Saving is easy, right? It is if you set rules and stick to them. It’s a simple as that. Too many Kiwis think it’s impossible to save. Yet the golden rules are simple and logical and can be applied to anyone’s circumstances.
Try these golden rules:
Choose to save. Saving like anything in life is a choice and virtually anyone can choose to do it. Choosing to save is no different to choosing to buy a car or a new TV, or choosing bought lunches over homemade ones.
Spend less than you earn. People often think they can’t save. More to the point, they can’t manage money. If you want to save, or pay off debt, you need to spend less than you earn.
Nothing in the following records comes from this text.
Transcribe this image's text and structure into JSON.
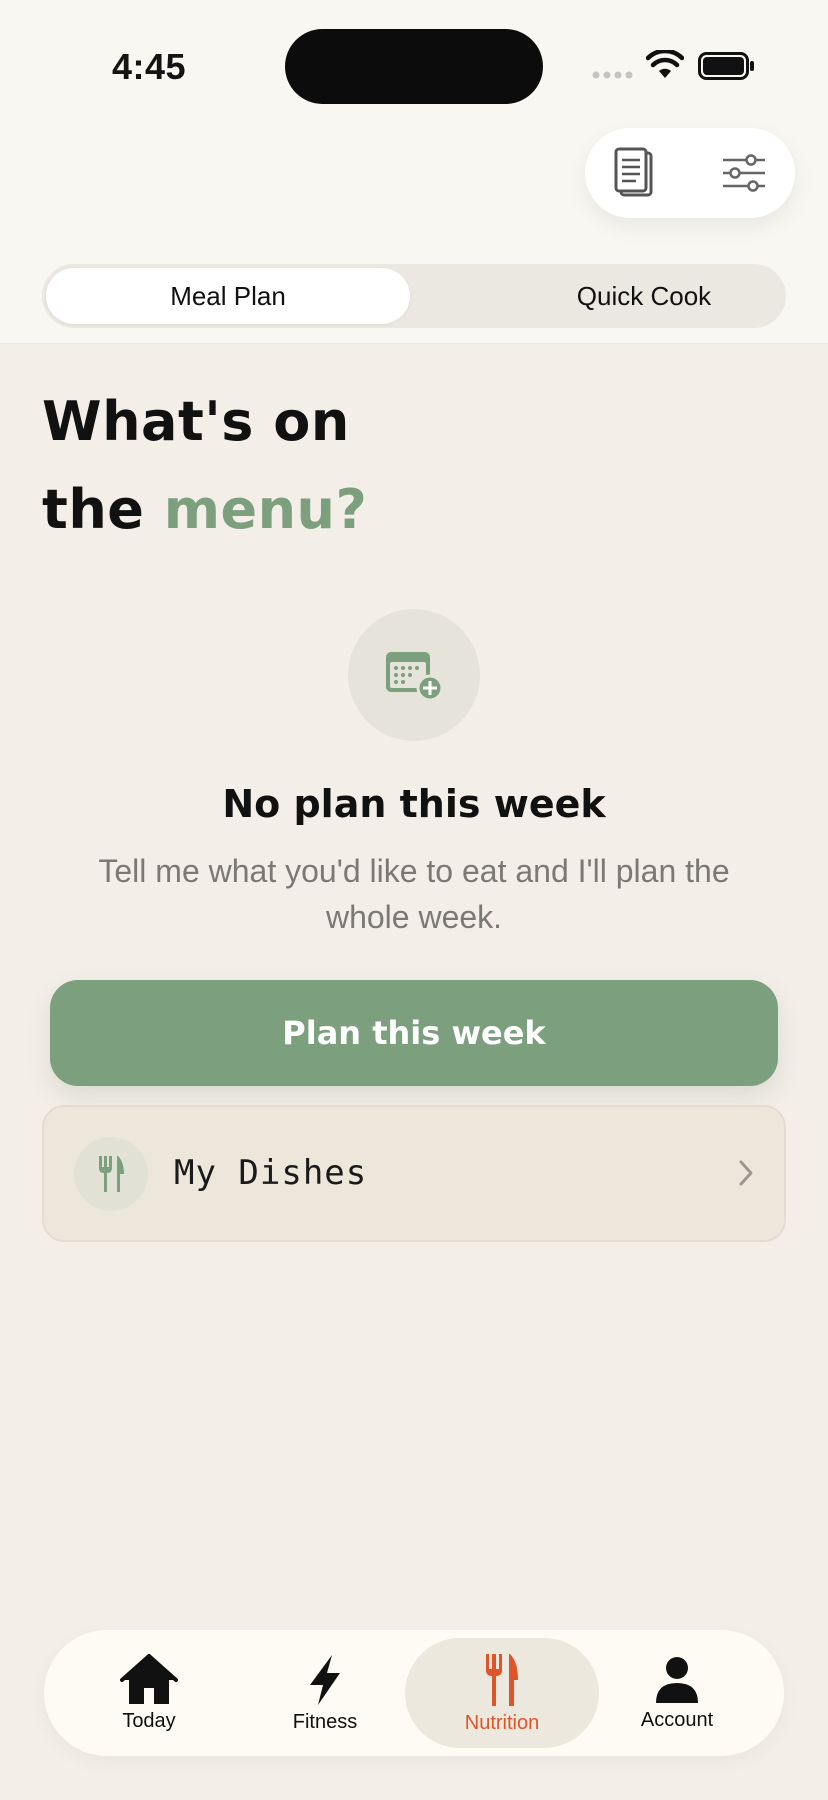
{
  "status_bar": {
    "time": "4:45"
  },
  "toolbar": {
    "icons": [
      "recipe-book-icon",
      "filter-sliders-icon"
    ]
  },
  "segments": {
    "meal_plan": "Meal Plan",
    "quick_cook": "Quick Cook",
    "selected": "Meal Plan"
  },
  "headline": {
    "line1": "What's on",
    "line2_prefix": "the ",
    "line2_accent": "menu?"
  },
  "empty_state": {
    "icon": "calendar-add-icon",
    "title": "No plan this week",
    "description": "Tell me what you'd like to eat and I'll plan the whole week."
  },
  "primary_button": {
    "label": "Plan this week"
  },
  "my_dishes": {
    "label": "My Dishes",
    "icon": "fork-knife-icon"
  },
  "tabs": [
    {
      "label": "Today",
      "icon": "house-icon"
    },
    {
      "label": "Fitness",
      "icon": "bolt-icon"
    },
    {
      "label": "Nutrition",
      "icon": "fork-knife-icon",
      "active": true
    },
    {
      "label": "Account",
      "icon": "person-icon"
    }
  ],
  "colors": {
    "accent_green": "#7c9f7e",
    "active_tab": "#e0542a",
    "background": "#f3efe8"
  }
}
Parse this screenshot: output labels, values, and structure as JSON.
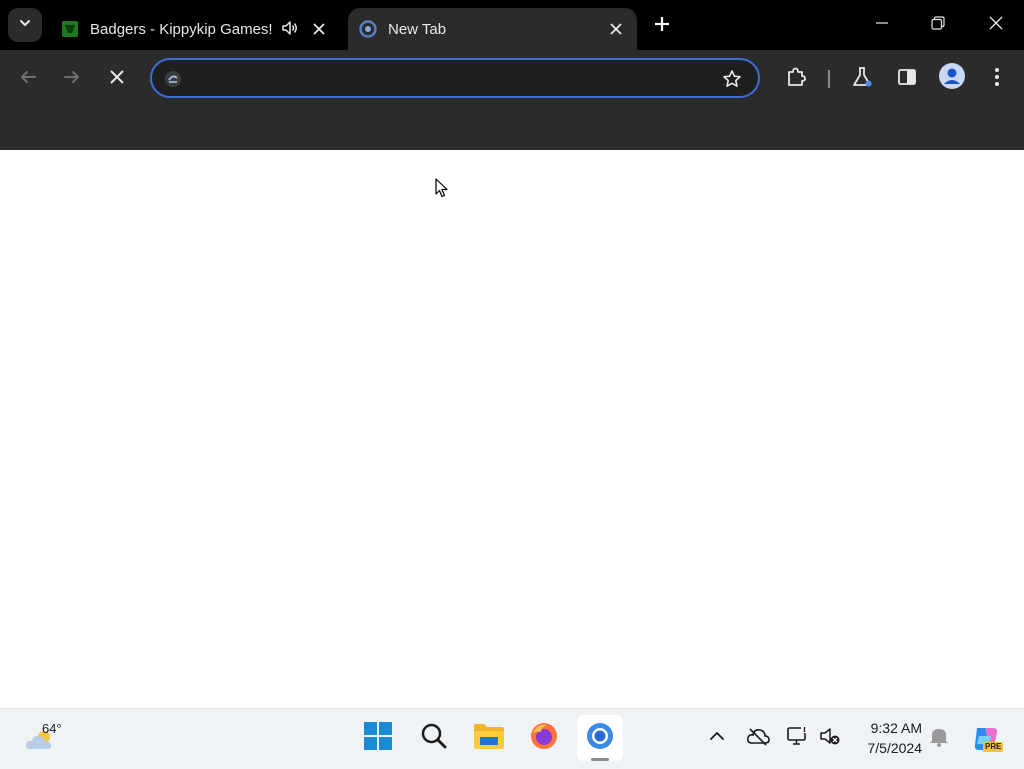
{
  "browser": {
    "tabs": [
      {
        "title": "Badgers - Kippykip Games!",
        "favicon": "green-game-icon",
        "audio": true,
        "active": false
      },
      {
        "title": "New Tab",
        "favicon": "loading-spinner-icon",
        "active": true
      }
    ],
    "omnibox": {
      "value": "",
      "placeholder": ""
    }
  },
  "taskbar": {
    "weather": {
      "temp": "64°"
    },
    "apps": [
      "windows-start",
      "search",
      "file-explorer",
      "firefox",
      "chrome"
    ],
    "clock": {
      "time": "9:32 AM",
      "date": "7/5/2024"
    },
    "copilot_badge": "PRE"
  },
  "colors": {
    "tabstrip": "#000000",
    "toolbar": "#2b2b2b",
    "omnibox_border": "#3b6fd8",
    "taskbar": "#f0f3f6"
  }
}
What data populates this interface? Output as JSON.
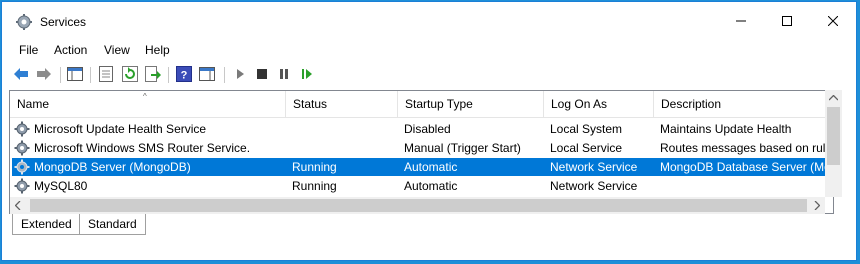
{
  "window": {
    "title": "Services"
  },
  "menu": [
    "File",
    "Action",
    "View",
    "Help"
  ],
  "columns": [
    "Name",
    "Status",
    "Startup Type",
    "Log On As",
    "Description"
  ],
  "rows": [
    {
      "name": "Microsoft Update Health Service",
      "status": "",
      "startup": "Disabled",
      "logon": "Local System",
      "desc": "Maintains Update Health"
    },
    {
      "name": "Microsoft Windows SMS Router Service.",
      "status": "",
      "startup": "Manual (Trigger Start)",
      "logon": "Local Service",
      "desc": "Routes messages based on rule..."
    },
    {
      "name": "MongoDB Server (MongoDB)",
      "status": "Running",
      "startup": "Automatic",
      "logon": "Network Service",
      "desc": "MongoDB Database Server (Mo...",
      "selected": true
    },
    {
      "name": "MySQL80",
      "status": "Running",
      "startup": "Automatic",
      "logon": "Network Service",
      "desc": ""
    }
  ],
  "tabs": [
    "Extended",
    "Standard"
  ],
  "colors": {
    "selection": "#0078d7",
    "border": "#1b7fd6"
  }
}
If you can’t, then find ways to earn more and keep your spending the same. Even beneficiaries can boost their income legally, if they choose to.
Save at the start of the month. This is so simple. Decide how much you’re going to save and have it transferred to a savings account automatically the day you’re paid. That way you don’t see the money. Then follow the other golden rules here and add to your savings at the end of the month with any extra left over.
Save at least 10% of your pre-tax income. The paltry 2% or 3% paid into a KiwiSaver isn’t enough, unless you want to live on baked beans and white bread in your retirement.
Don’t save if you are in debt. If you have any credit card, or other consumer debt, pay this first before building up savings. What’s the point of earning 4% or 5% on your savings less tax if you’re paying 19.95% interest on your outstanding credit card balance ?
Save money on everything. Try to spend less on everything you buy and save the savings . Make sure you’re not buying things simply because they’re cheap.
Free up extra money. Where could you free up extra money? Even buying one fewer bottles of wine a week, or making lunch one or two days a week can add up very fast. We all fritter money somewhere. It’s a matter of identifying the worst leaks and plugging the hole.
Minimise taxes. Are you getting your full KiwiSaver subsidies from the government, do you claim for work-related expenses such as professional memberships, could you run a small business from home to claim tax losses, are any rental properties and businesses you own correctly structured to minimise tax? Accountants often say they save more money on tax than they cost.
Don’t sit on your savings. Saving is good. Investing is better. Inflation is running at more than 5% currently. If you’re earning less than that on large chunks of savings, then you need to consider investing that money to keep pace with inflation or grow ahead of it. Your long-term wealth depends upon it.
10. Review your savings once a year. Are you saving enough? Is the money earning the best return it could? Which of the points above do you need to work on?
Your say: what savings rules work for you?